Eiffel wasn't measured here was it? Nor was any other language (I know of Vala) which compiles to C?

Either way, I doubt there was any news to anyone that C++ was faster than Java, Scala and Go. As for the compilers of these languages, certainly Go has a very immature compiler suite given it's young age and it still being heavily in development, Gccgo (which relies on GCC's backend for code optimization) is said by the Go devs to produce much faster code than the official compilers.

Reply Parent Score: 5

dorin.lazar Member since:
2006-12-15

"
Performance characteristics not the result of language syntax so much as the implementation of the compilers and supporting libraries.

Certain language characteristics have obvious performance consequences, for instance java, scala, go are all garbage collected which certainly comes with a performance penalty.
"

I doubt that those exact features were put to test - garbage collection has nothing to do with this paper - and I doubt that it had anything to do with memory allocation. As a side note, I found that garbage collection does work better than manual memory management in memory-intensive programs.

Reply Parent Score: 0

Elv13 Member since:
2006-06-12

Read the last part of the paper.

(myself) Manual delete are faster as long as the destructor is simple.
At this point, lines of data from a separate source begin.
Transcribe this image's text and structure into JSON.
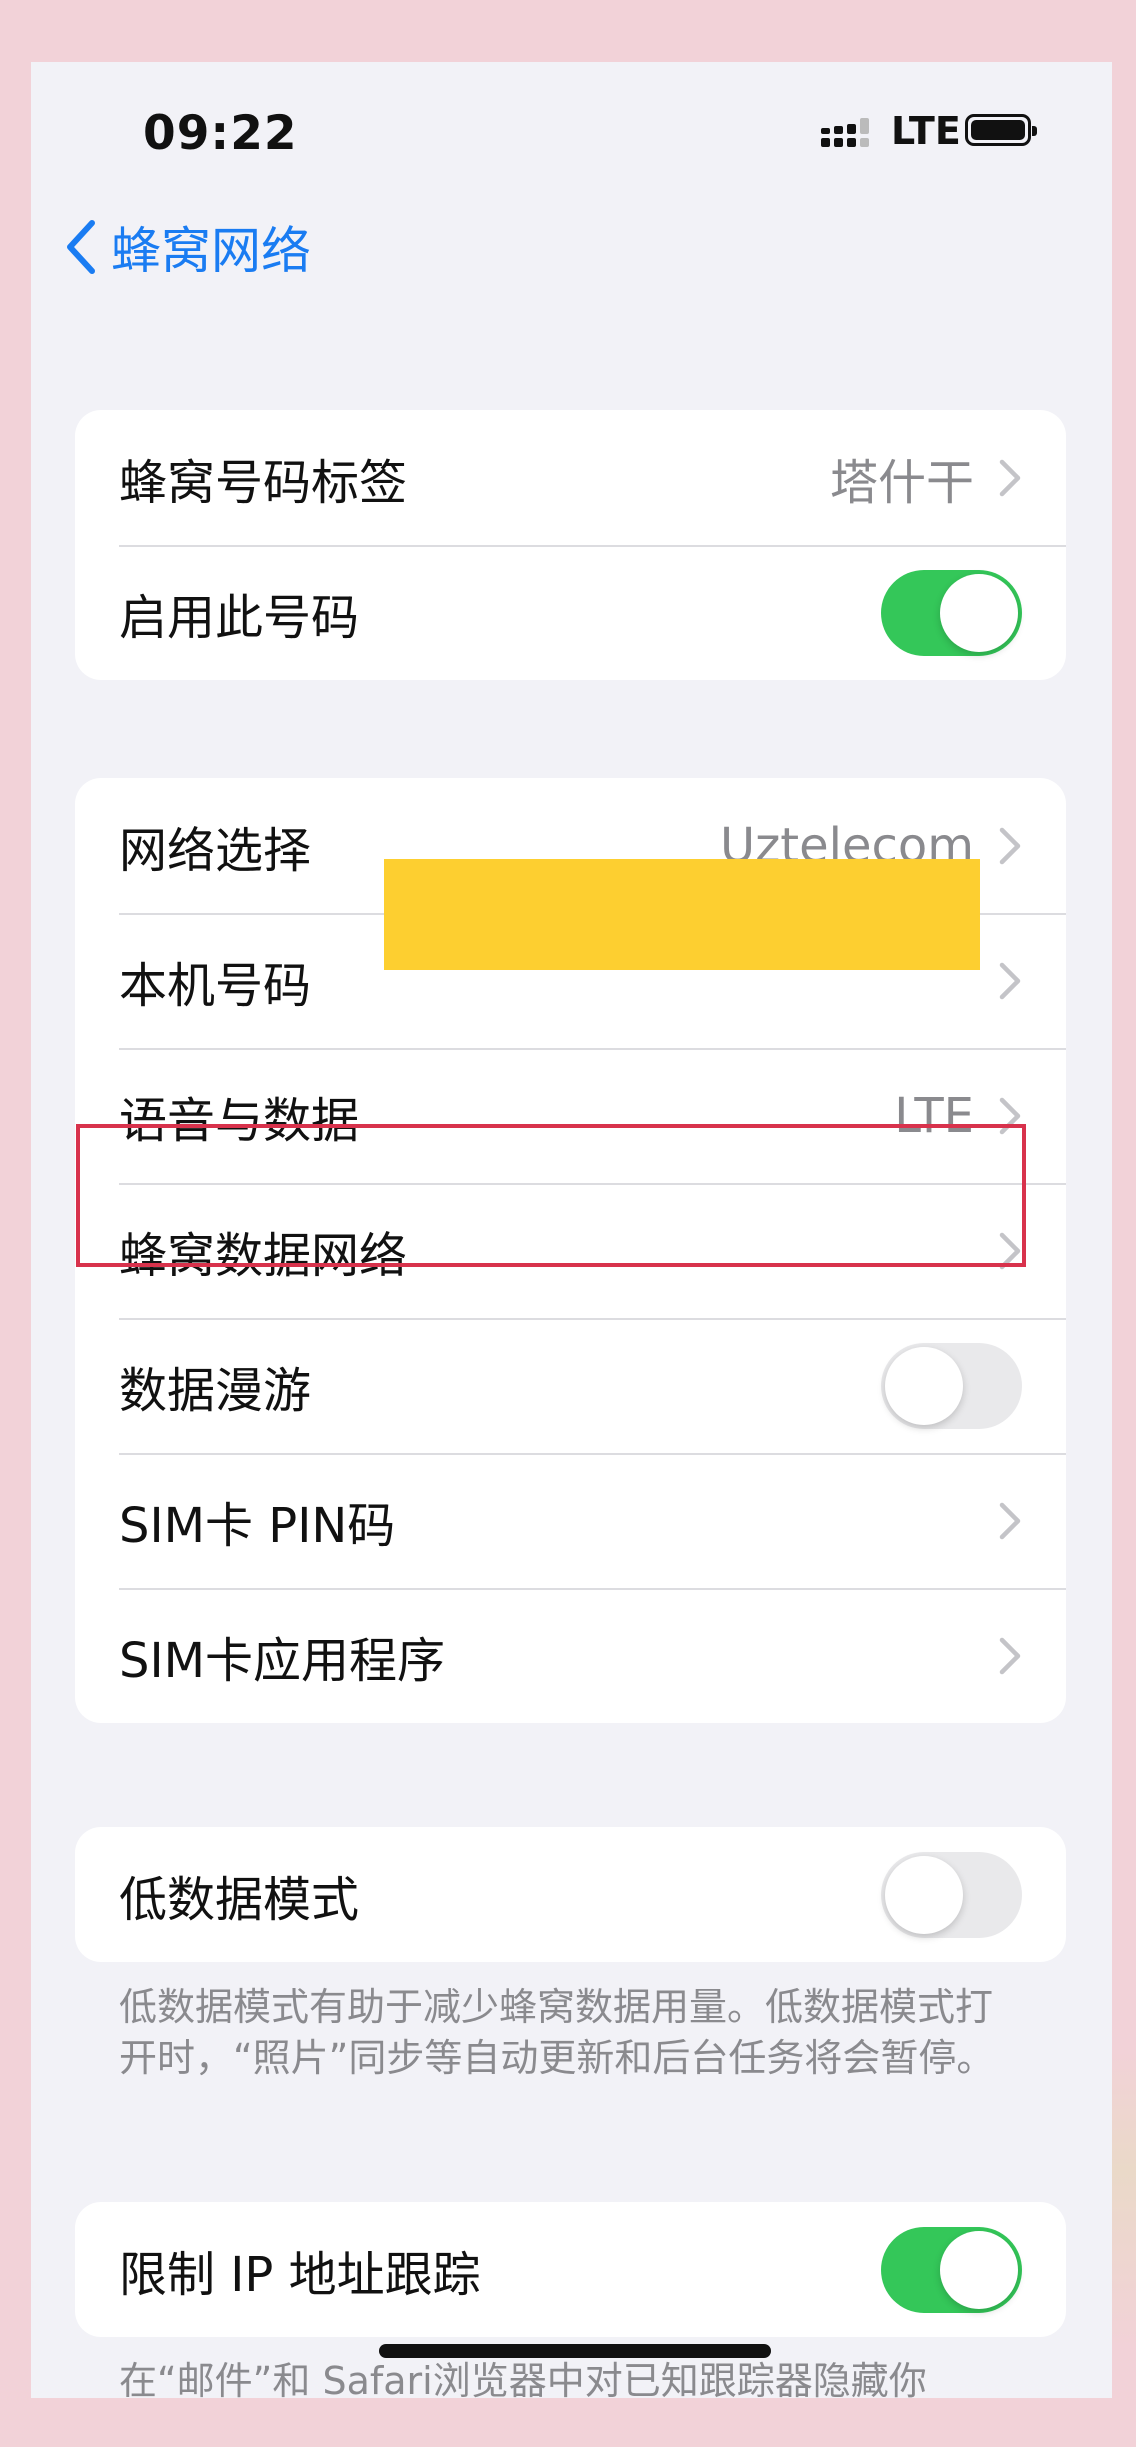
{
  "status_bar": {
    "time": "09:22",
    "network": "LTE"
  },
  "nav": {
    "back_icon": "chevron-left-icon",
    "title": "蜂窝网络"
  },
  "group1": {
    "number_label": {
      "label": "蜂窝号码标签",
      "value": "塔什干"
    },
    "enable_number": {
      "label": "启用此号码",
      "on": true
    }
  },
  "group2": {
    "network_selection": {
      "label": "网络选择",
      "value": "Uztelecom"
    },
    "my_number": {
      "label": "本机号码"
    },
    "voice_data": {
      "label": "语音与数据",
      "value": "LTE"
    },
    "cellular_data_network": {
      "label": "蜂窝数据网络"
    },
    "data_roaming": {
      "label": "数据漫游",
      "on": false
    },
    "sim_pin": {
      "label": "SIM卡 PIN码"
    },
    "sim_apps": {
      "label": "SIM卡应用程序"
    }
  },
  "group3": {
    "low_data_mode": {
      "label": "低数据模式",
      "on": false
    },
    "footer": "低数据模式有助于减少蜂窝数据用量。低数据模式打开时，“照片”同步等自动更新和后台任务将会暂停。"
  },
  "group4": {
    "limit_ip_tracking": {
      "label": "限制 IP 地址跟踪",
      "on": true
    },
    "footer": "在“邮件”和 Safari浏览器中对已知跟踪器隐藏你"
  },
  "colors": {
    "accent": "#1a7cf2",
    "toggle_on": "#34c759",
    "highlight": "#d8324c",
    "redaction": "#fdcf30"
  }
}
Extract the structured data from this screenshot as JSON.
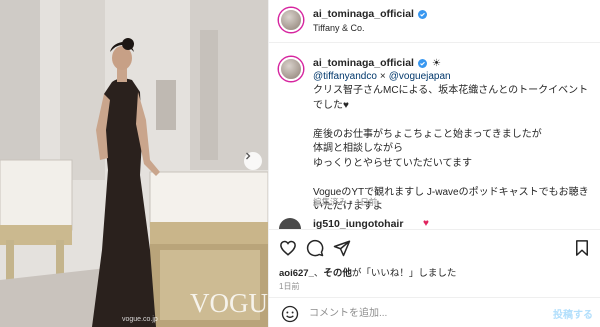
{
  "header": {
    "username": "ai_tominaga_official",
    "location": "Tiffany & Co."
  },
  "caption": {
    "username": "ai_tominaga_official",
    "emoji": "☀",
    "mention_1": "@tiffanyandco",
    "separator": "×",
    "mention_2": "@voguejapan",
    "text": "クリス智子さんMCによる、坂本花織さんとのトークイベントでした♥\n\n産後のお仕事がちょこちょこと始まってきましたが\n体調と相談しながら\nゆっくりとやらせていただいてます\n\nVogueのYTで観れますし J-waveのポッドキャストでもお聴きいただけますよ",
    "meta": "編集済み・1日前"
  },
  "comment_peek": {
    "username": "ig510_iungotohair",
    "emoji": "♥"
  },
  "likes": {
    "user": "aoi627_",
    "connector": "、",
    "others": "その他",
    "suffix": "が「いいね！」しました"
  },
  "date": "1日前",
  "add_comment": {
    "placeholder": "コメントを追加...",
    "post_label": "投稿する"
  },
  "photo": {
    "watermark": "VOGUE",
    "caption": "vogue.co.jp"
  },
  "icons": {
    "like": "heart-icon",
    "comment": "comment-icon",
    "share": "paper-plane-icon",
    "save": "bookmark-icon",
    "emoji": "smiley-icon",
    "verified": "verified-badge-icon",
    "next": "chevron-right-icon"
  },
  "colors": {
    "verified": "#3897f0",
    "link": "#00376b",
    "muted": "#8e8e8e",
    "post_button": "#b2dffc",
    "heart": "#e0245e"
  }
}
You can have a pseudo fast GC my deriving all objects from a GC class and use it to increment/decrement object reference count and use a templated, inlined accessor like function instead of = or override = manually for every class (to keep the object count). Then when the ref count = 0, then delete itself.

But this is not "safe" nor complete. Real time ref analysis is slow. Static/dynamic analysis also require to keep/manage a complete list of all memory allocation, this take management time, interpreter time (for VM based language) and a lot of memory. Al least, it how I see it.
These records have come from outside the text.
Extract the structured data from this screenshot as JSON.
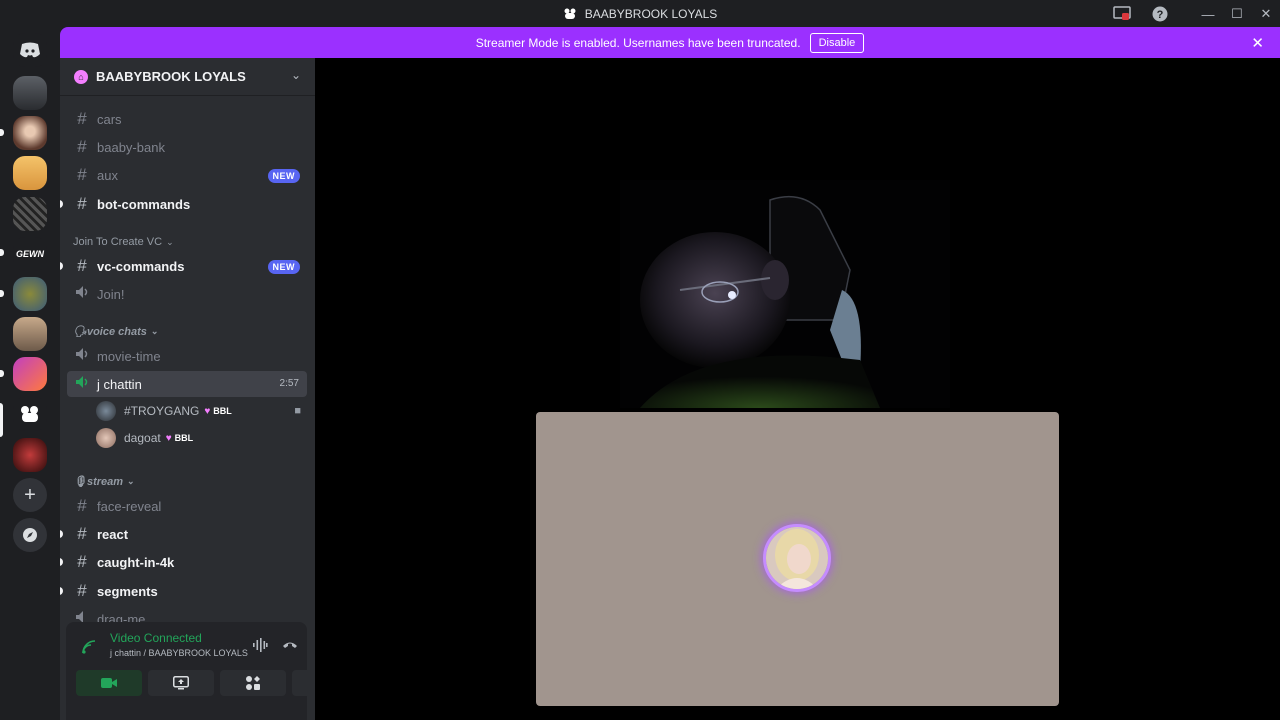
{
  "window": {
    "title": "BAABYBROOK LOYALS"
  },
  "banner": {
    "text": "Streamer Mode is enabled. Usernames have been truncated.",
    "button_label": "Disable"
  },
  "server": {
    "name": "BAABYBROOK LOYALS"
  },
  "channels_top": [
    {
      "name": "cars",
      "unread": false
    },
    {
      "name": "baaby-bank",
      "unread": false
    },
    {
      "name": "aux",
      "unread": false,
      "badge": "NEW"
    },
    {
      "name": "bot-commands",
      "unread": true
    }
  ],
  "category_vc": {
    "label": "Join To Create VC",
    "channels": [
      {
        "name": "vc-commands",
        "type": "text",
        "unread": true,
        "badge": "NEW"
      },
      {
        "name": "Join!",
        "type": "voice"
      }
    ]
  },
  "category_voice": {
    "label": "🗣voice chats",
    "channels": [
      {
        "name": "movie-time"
      },
      {
        "name": "j chattin",
        "timer": "2:57"
      }
    ],
    "users": [
      {
        "name": "#TROYGANG",
        "tag": "BBL"
      },
      {
        "name": "dagoat",
        "tag": "BBL"
      }
    ]
  },
  "category_stream": {
    "label": "🎙stream",
    "channels": [
      {
        "name": "face-reveal",
        "unread": false
      },
      {
        "name": "react",
        "unread": true
      },
      {
        "name": "caught-in-4k",
        "unread": true
      },
      {
        "name": "segments",
        "unread": true
      },
      {
        "name": "drag-me",
        "unread": false
      }
    ]
  },
  "voice_panel": {
    "status": "Video Connected",
    "location": "j chattin / BAABYBROOK LOYALS"
  },
  "colors": {
    "accent": "#9b30ff",
    "connected": "#23a55a",
    "tile_bg": "#a1958e"
  }
}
Reply Parent Score: 2

Alfman Member since:
2011-01-28

Valhalla,

"Certain language characteristics have obvious performance consequences, for instance java, scala, go are all garbage collected which certainly comes with a performance penalty"
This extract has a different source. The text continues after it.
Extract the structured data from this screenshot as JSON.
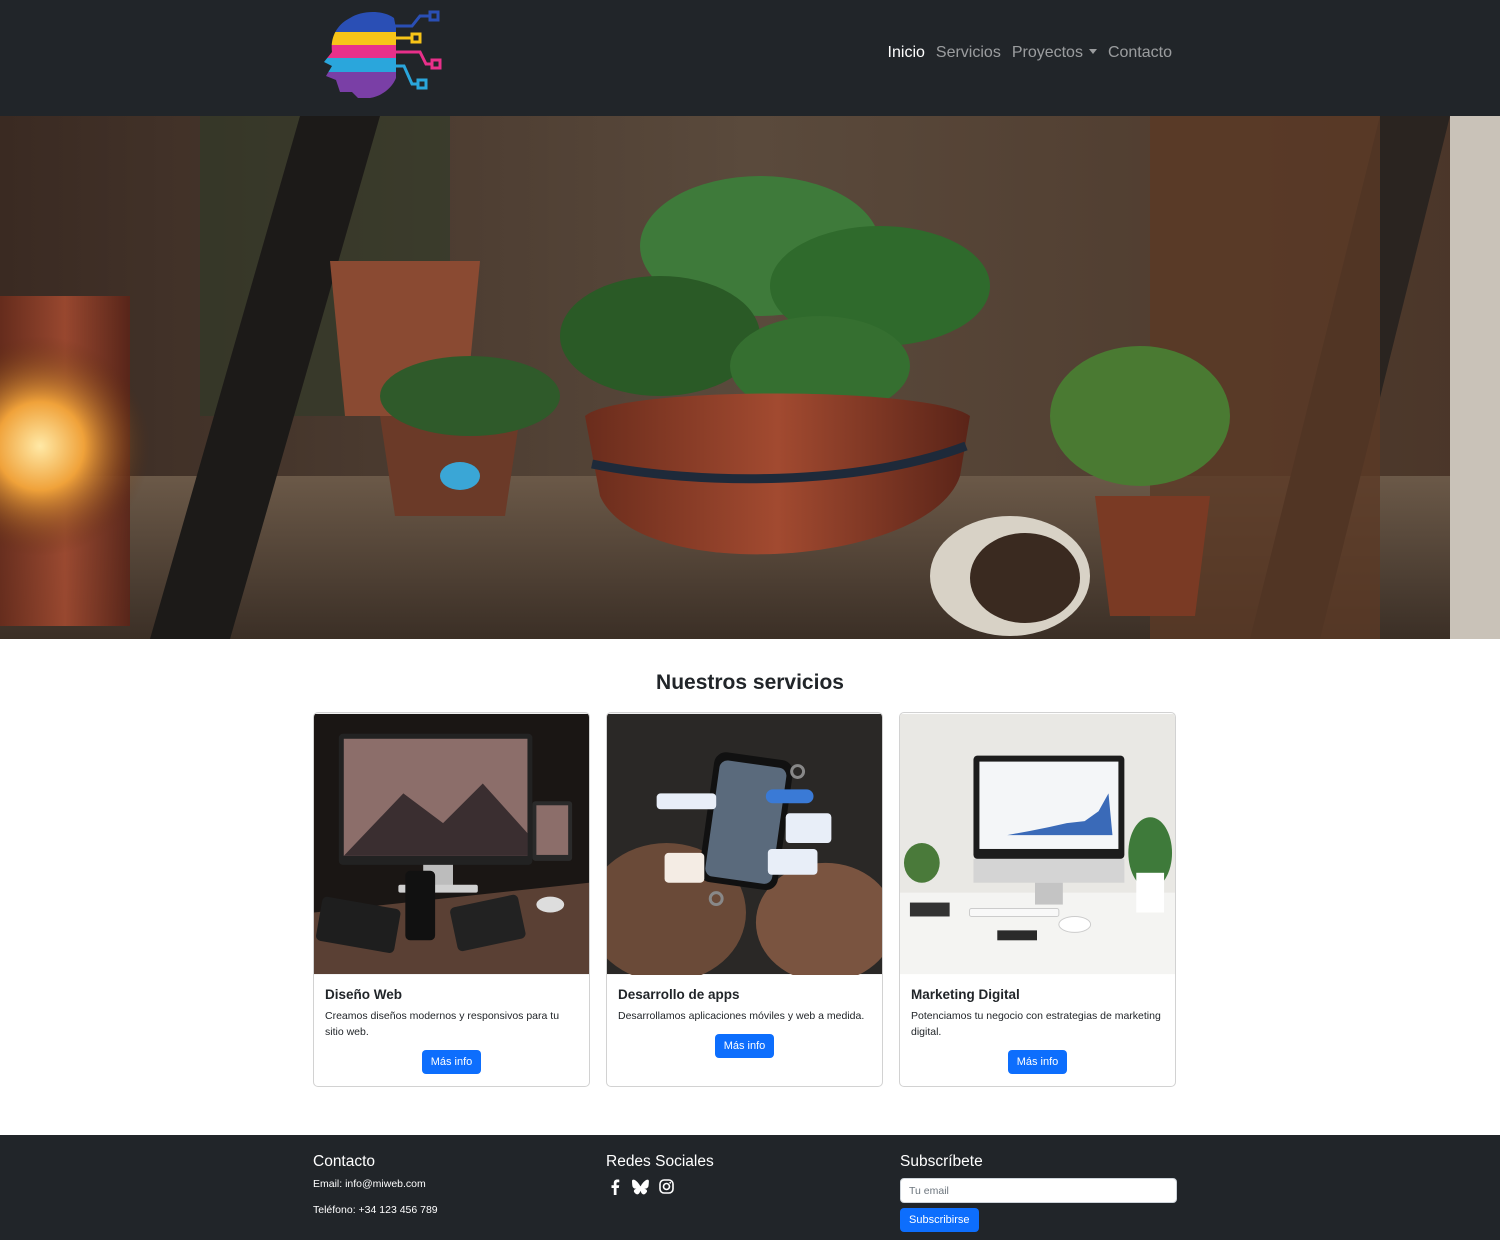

That's an assumption, which may or may not be true in practice.

Generational garbage collection algorithms can provide excellent data locality. C/C++ objects are generally forced to live out their lives at a fixed address, which is often not ideal after address space becomes fragmented.

Malloc/Free are more expensive than certain garbage collection algorithms such as semi-space collectors, which are absolutely trivial.

The tradeoffs are too complex to make absolute statements about which is better. I wouldn't be comfortable saying which is better without benchmarking them on a specific project.

The following link advocates garbage collection over malloc/free for performance reasons (although I think their conclusions are biased and overgeneralised)

http://www.ibm.com/developerworks/java/library/j-jtp09275/index.htm...


All this said, I personally prefer to control new/delete myself.


"Eiffel wasn't measured here was it? Nor was any other language (I know of Vala) which compiles to C?"

If we compare modern languages which are on more equal footing feature-wise, then which is faster: perl or ruby or python?

I'm saying that it doesn't make sense to compare the *language* (as google claims to have done), one has to compare the *implementation*.

Reply Parent Score: 4

Carewolf Member since:
2005-09-08

Technically garbage-collected languages should be faster but just use more memory (faster as long as the extra memory is available). In practice though this is almost never the case, but you can make many examples where Java runs faster than a C++ program, because they have no "inline" overhead of memory management.

Reply Parent Score: 2